The SPRINT study rattled many doctors who were now faced with the prospect of treating hypertension more aggressively, and with more medication on average, than prior guidelines. It was also a key impetus for Kansagara’s review.
“To go down to 120 overnight is a fairly large change in practice,” said Kansagara. “We wanted to look at this impactful trial in the context of all of the other evidence.”
ACCORD, a smaller trial that preceded SPRINT, did not show the same benefit. Though similar in some ways, the trials had different types of patients. For example, ACCORD included only diabetic patients, while SPRINT excluded them. SPRINT targeted certain patients at higher cardiovascular risk, who were also older on average.
“Apples and oranges,” said Damle, an internist in Wakefield, Rhode Island. “They are two separate trials that are not totally inconsistent.”
Damle said that there was only “weak evidence” that the physicians’ groups should set the bar lower than they did. “Be aware that if you’re going low, that you’re risking other side effects,” he said.
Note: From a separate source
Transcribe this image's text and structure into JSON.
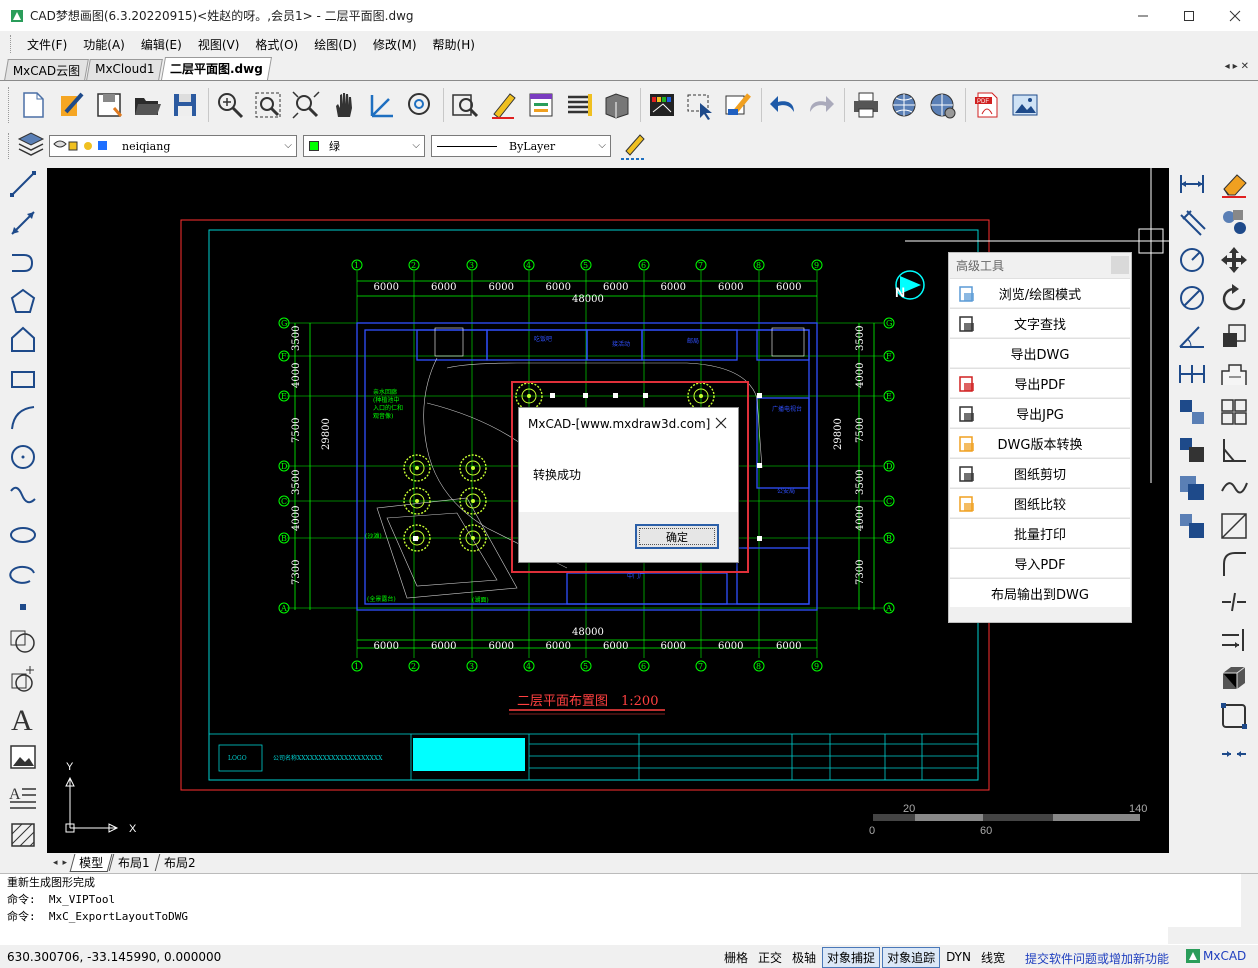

AAFP president Dr. John Miegs added that there is flexibility in the guidelines, stressing the importance of having a relationship with a primary care doctor.
“It really does help knowing a patient over time,” said Miegs, a family physician. “I’ve got patients I’ve been treating for 35 years.”
Some of Miegs’ patients can add a new blood pressure medication without any issues or side effects, but for others, more medication might be a cost or medical burden.
Another study from Johns Hopkins University, published last week, suggested that CT scans may be an additional tool to help personalize targets for patients with moderately high blood pressures.
“Ultimately, it’s the patient’s choice,” he said.
Tightening the cuff
The American Heart Association has remained firm on its recommendations to take action for many older adults once their blood pressure hits 140.
“If I have a blood pressure over 140, I want my physicians to treat me before I get a stroke, not after,” said association President Steven Houser, who is not a physician.
“The data is absolutely clear,” he added.
Houser is “personally convinced that there’s a benefit” to targeting lower numbers.
Houser said that AHA’s own recommendations are currently under review, and that the results of that review may be ready this summer. He said that they are “looking at every study” that has come out since their last recommendations, including the SPRINT study.
“We still have something like 80 million people (in the US) that are still hypertensive,” said Houser, adding that each one of those people may have different health needs and goals, a point that AAFP’s Miegs agrees with.
“The guidelines are straightforward,” said Miegs. “But people are complicated.”